The work of the scientists from the Institute of Organic Chemistry with Centre of Phytochemistry of BAS is the first published study in the field of phytochemical composition of in vitro grown British yellowhead.
By directing the growth and development of the plant, in vitro systems were derived to stimulate or inhibit the conversion of the sesquiterpene lactone gaillardin to britannin. These two chemical compounds have pronounced cytotoxicity against cancer cells by suppressing their proliferation and stimulating the process of programmed cell death (apoptosis) through different mechanisms.
Researchers have achieved stimulation of the accumulation of dicaffeoylquinic acids and their selective isomerization from one form to another (directing biogenesis to 4,5- or to 3,4-dicaffeoylquinic acid). In the plant cell phenolic acids have a protective function in biotic and abiotic stress, and in the human organism they exhibit marked anti-inflammatory and anti-radical activity, have neuroprotective and cognitive-enhancing properties. Scientists traced the relationship of the obtained patterns with various parameters of the physiological state of the plant under different conditions.

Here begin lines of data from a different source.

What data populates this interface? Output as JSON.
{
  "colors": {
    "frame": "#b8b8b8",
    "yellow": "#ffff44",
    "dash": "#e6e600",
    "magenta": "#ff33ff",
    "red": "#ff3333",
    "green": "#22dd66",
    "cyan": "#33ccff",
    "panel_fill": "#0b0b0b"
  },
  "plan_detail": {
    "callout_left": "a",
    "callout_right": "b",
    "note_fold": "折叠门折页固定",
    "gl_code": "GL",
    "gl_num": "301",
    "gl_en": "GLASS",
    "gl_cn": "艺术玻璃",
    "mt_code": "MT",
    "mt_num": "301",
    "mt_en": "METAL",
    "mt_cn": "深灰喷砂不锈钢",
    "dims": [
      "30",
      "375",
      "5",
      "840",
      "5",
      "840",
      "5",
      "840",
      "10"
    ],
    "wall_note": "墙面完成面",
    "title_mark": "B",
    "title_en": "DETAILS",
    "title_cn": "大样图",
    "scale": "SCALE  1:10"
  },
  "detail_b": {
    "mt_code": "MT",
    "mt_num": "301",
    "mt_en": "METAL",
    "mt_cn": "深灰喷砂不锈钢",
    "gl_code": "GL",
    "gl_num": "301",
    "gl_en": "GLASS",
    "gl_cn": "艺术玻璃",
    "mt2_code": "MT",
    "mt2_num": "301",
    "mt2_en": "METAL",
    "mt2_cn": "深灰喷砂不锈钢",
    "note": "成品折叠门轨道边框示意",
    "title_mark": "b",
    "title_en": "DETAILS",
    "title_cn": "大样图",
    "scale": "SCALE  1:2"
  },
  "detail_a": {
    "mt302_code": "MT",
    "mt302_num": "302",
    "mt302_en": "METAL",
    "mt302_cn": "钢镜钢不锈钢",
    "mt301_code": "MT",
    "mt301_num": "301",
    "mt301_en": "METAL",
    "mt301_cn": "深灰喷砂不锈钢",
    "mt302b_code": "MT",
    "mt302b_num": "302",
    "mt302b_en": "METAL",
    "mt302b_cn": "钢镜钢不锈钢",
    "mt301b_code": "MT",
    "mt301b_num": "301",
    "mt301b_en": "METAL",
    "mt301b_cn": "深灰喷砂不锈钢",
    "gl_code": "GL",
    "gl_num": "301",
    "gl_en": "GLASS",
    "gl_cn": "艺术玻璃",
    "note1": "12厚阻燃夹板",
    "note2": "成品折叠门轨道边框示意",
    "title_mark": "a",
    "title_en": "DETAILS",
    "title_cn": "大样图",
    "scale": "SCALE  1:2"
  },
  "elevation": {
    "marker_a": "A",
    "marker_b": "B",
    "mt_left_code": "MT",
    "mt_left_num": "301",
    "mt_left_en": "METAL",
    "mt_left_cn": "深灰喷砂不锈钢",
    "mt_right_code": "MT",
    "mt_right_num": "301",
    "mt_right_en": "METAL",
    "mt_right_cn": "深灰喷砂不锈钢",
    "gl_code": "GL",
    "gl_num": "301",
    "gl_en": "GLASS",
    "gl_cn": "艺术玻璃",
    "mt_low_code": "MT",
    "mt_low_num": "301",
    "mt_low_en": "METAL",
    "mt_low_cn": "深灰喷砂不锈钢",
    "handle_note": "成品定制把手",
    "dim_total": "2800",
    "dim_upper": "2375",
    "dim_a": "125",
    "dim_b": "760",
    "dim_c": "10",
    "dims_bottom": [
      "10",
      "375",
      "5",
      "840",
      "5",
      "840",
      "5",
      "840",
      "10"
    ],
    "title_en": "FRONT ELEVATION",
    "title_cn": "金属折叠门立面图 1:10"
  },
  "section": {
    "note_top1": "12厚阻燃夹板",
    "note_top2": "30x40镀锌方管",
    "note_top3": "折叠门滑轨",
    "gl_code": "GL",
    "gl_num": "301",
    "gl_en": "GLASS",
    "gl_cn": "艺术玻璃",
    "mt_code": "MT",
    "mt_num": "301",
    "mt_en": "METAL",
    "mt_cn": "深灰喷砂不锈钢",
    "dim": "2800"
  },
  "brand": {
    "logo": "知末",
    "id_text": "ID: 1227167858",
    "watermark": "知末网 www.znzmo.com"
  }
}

The research exemplifies the potential of in vitro cell and tissue culture to direct the accumulation of secondary metabolites in plant tissues in a desired direction without the need for genetic manipulation.
The results of the experiment have been published in an international scientific journal. The development was carried out by scientists from the Institute of Organic Chemistry with Center of Phytochemistry – BAS: Prof. Dr. Antoaneta Trendafilova, Assoc. Prof. Dr. Milka Todorova, Assoc. Prof. Dr. Kalina Danova and Dr. Viktoria Ivanova from the Laboratory “Chemistry of Natural Substances”; Assoc. Prof. Miroslav Rangelov from the Laboratory “Chemistry and Biophysics of Proteins and Enzymes” and Assoc. Prof. Kamelia Getchovska from the Laboratory “Chemistry of Lipids”. The research was funded by the Bulgarian National Science Fund.